Data shown =
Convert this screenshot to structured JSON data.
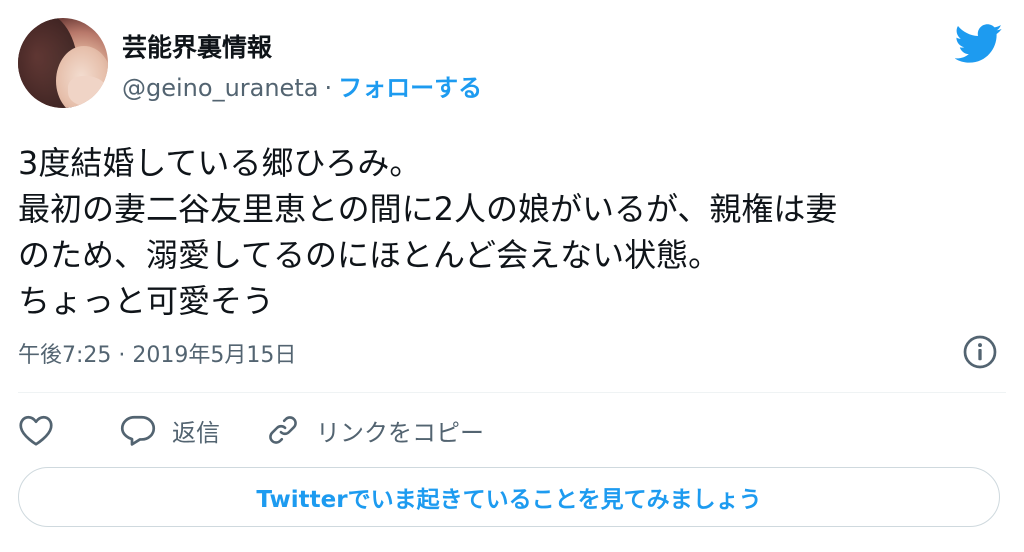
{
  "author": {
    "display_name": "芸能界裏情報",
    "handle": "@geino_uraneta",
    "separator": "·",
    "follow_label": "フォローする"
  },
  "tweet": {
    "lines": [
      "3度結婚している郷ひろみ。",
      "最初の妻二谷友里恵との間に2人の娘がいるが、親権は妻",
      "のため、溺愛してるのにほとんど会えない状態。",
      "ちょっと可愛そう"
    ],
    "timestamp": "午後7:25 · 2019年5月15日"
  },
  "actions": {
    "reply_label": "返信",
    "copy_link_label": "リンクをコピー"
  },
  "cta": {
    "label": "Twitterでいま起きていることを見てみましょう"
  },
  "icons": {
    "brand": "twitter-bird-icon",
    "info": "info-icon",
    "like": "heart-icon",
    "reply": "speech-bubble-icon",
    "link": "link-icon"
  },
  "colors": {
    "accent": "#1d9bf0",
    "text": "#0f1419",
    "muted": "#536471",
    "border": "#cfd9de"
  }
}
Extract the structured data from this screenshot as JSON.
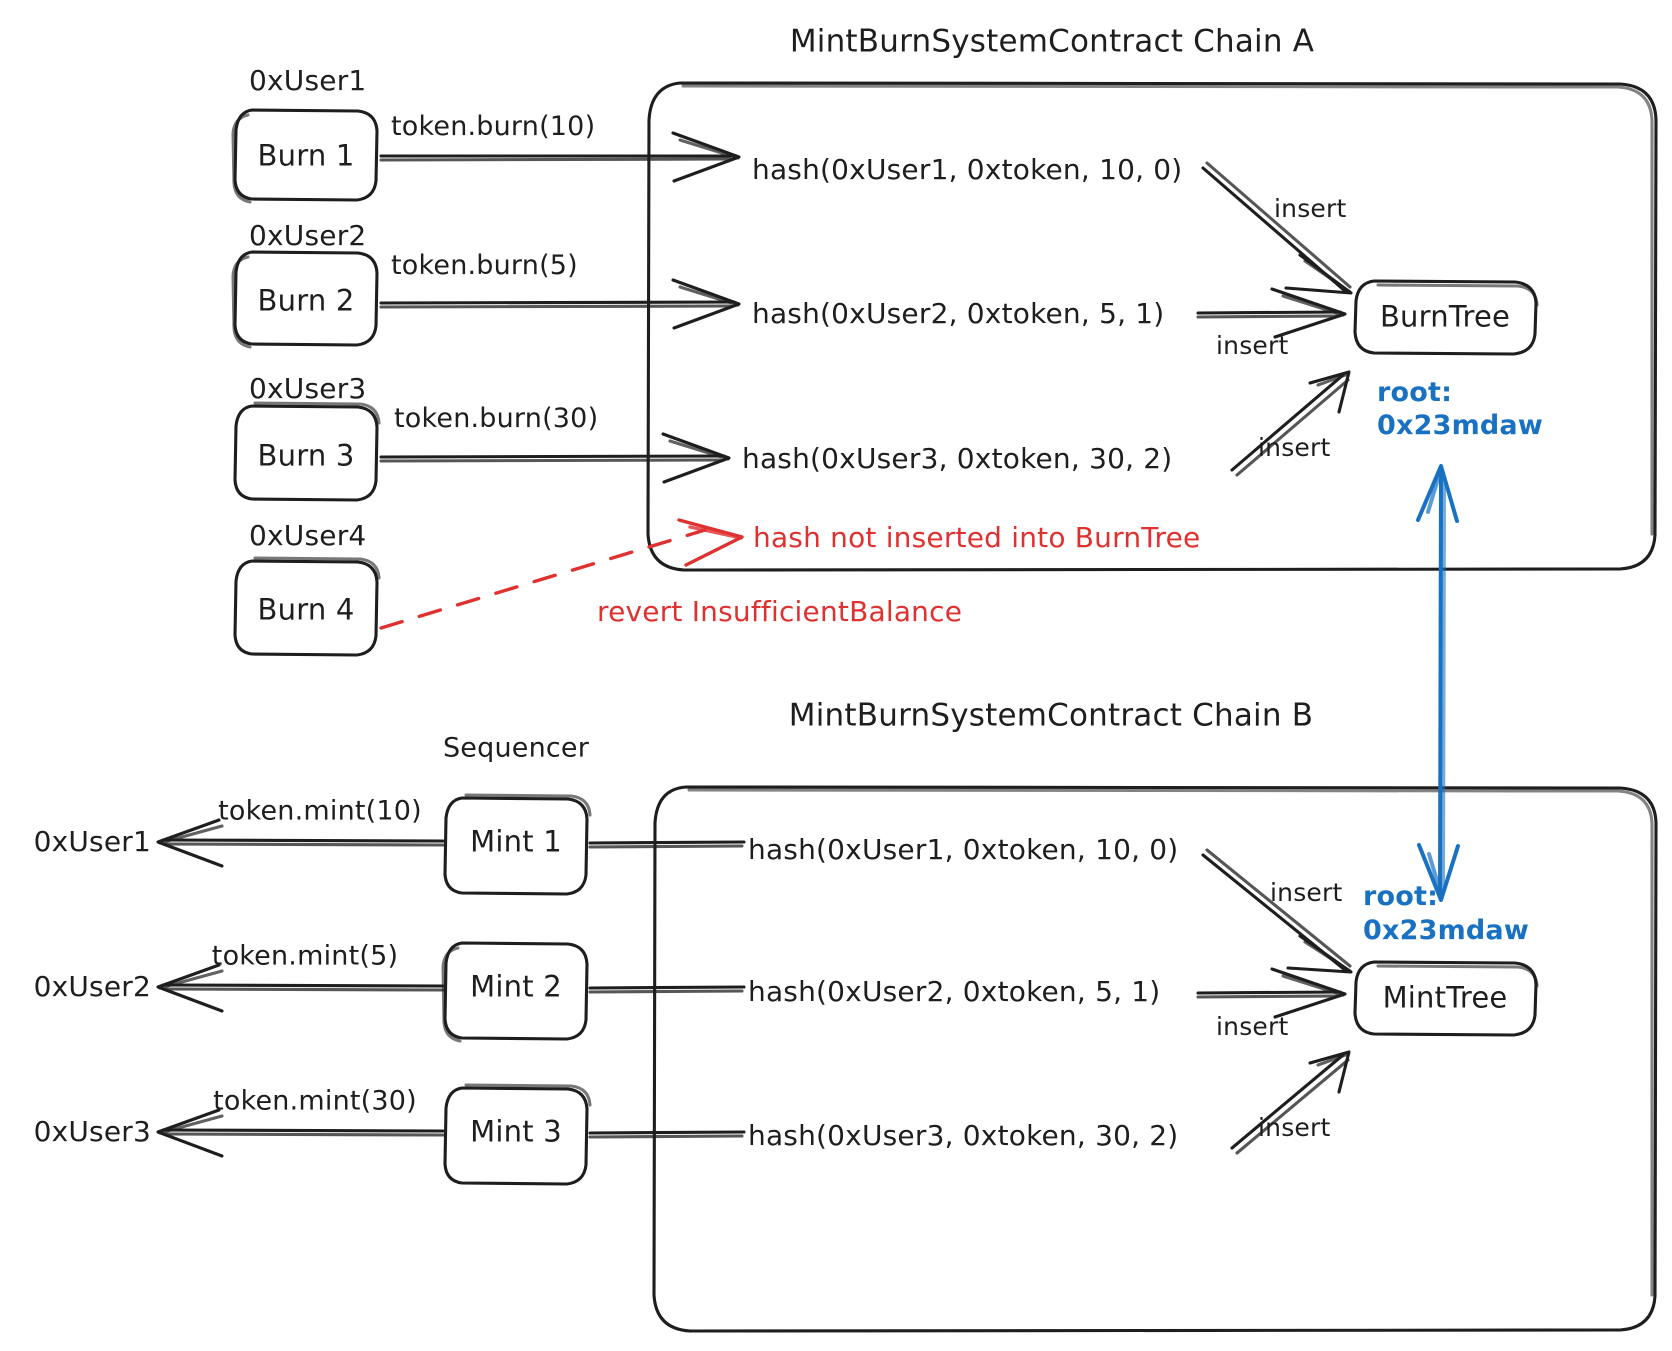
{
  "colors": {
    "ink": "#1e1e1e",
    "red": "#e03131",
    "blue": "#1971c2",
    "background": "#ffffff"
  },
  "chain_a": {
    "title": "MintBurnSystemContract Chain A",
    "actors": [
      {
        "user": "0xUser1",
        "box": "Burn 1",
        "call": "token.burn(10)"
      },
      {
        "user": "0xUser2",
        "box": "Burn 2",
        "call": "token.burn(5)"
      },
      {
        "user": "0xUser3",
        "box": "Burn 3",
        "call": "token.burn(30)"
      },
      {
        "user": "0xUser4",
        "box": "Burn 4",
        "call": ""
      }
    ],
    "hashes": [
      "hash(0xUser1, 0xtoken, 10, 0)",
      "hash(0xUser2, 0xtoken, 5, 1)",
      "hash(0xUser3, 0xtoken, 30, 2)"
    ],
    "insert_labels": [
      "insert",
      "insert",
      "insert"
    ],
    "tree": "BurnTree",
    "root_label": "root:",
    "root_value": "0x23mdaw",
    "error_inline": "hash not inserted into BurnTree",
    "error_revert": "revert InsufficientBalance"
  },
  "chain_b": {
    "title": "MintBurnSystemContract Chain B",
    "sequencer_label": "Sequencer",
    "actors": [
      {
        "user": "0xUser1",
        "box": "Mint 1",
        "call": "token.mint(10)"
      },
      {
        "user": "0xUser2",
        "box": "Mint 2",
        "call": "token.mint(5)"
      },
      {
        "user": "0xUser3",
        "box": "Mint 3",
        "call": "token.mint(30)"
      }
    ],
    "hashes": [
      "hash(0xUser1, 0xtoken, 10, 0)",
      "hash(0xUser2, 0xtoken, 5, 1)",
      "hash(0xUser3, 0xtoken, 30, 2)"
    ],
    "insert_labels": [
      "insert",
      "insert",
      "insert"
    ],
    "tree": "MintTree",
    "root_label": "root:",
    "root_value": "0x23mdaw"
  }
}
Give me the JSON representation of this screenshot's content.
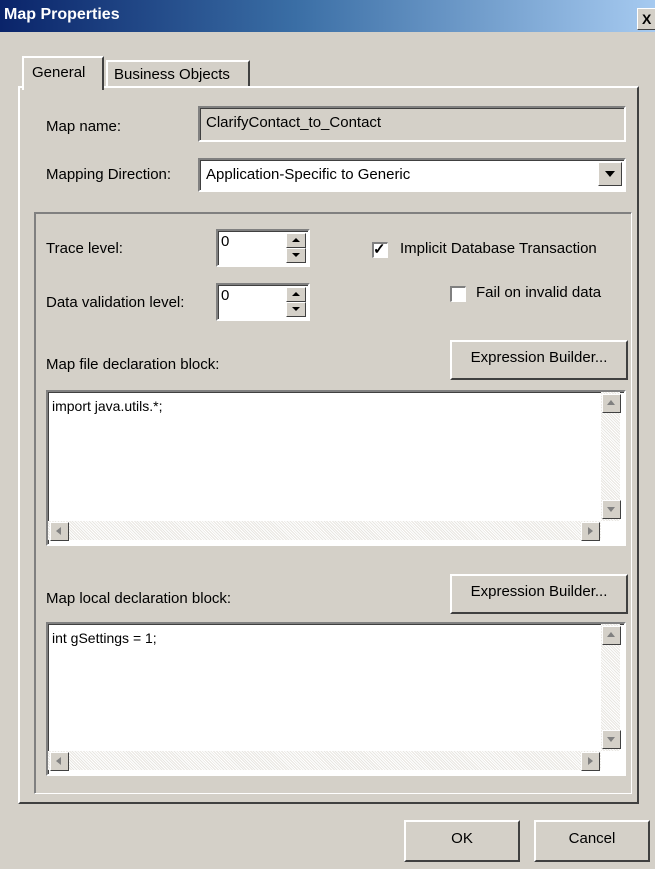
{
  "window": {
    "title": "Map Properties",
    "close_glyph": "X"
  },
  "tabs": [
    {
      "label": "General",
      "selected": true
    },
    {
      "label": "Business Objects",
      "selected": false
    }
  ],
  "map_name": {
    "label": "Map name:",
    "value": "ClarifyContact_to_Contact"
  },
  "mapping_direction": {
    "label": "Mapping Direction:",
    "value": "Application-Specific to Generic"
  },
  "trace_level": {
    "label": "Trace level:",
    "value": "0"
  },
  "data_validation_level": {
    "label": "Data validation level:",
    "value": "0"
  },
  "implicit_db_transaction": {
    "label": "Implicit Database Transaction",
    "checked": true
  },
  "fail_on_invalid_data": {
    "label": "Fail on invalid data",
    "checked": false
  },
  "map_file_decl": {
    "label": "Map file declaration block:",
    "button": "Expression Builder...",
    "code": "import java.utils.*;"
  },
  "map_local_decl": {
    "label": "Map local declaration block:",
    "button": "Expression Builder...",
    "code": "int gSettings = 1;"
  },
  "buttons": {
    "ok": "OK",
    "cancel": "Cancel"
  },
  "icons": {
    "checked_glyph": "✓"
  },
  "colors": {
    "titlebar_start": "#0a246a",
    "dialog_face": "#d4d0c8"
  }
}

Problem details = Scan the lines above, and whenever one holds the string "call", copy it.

Task solution =
        "call": "token.burn(10)"
        "call": "token.burn(5)"
        "call": "token.burn(30)"
        "call": ""
        "call": "token.mint(10)"
        "call": "token.mint(5)"
        "call": "token.mint(30)"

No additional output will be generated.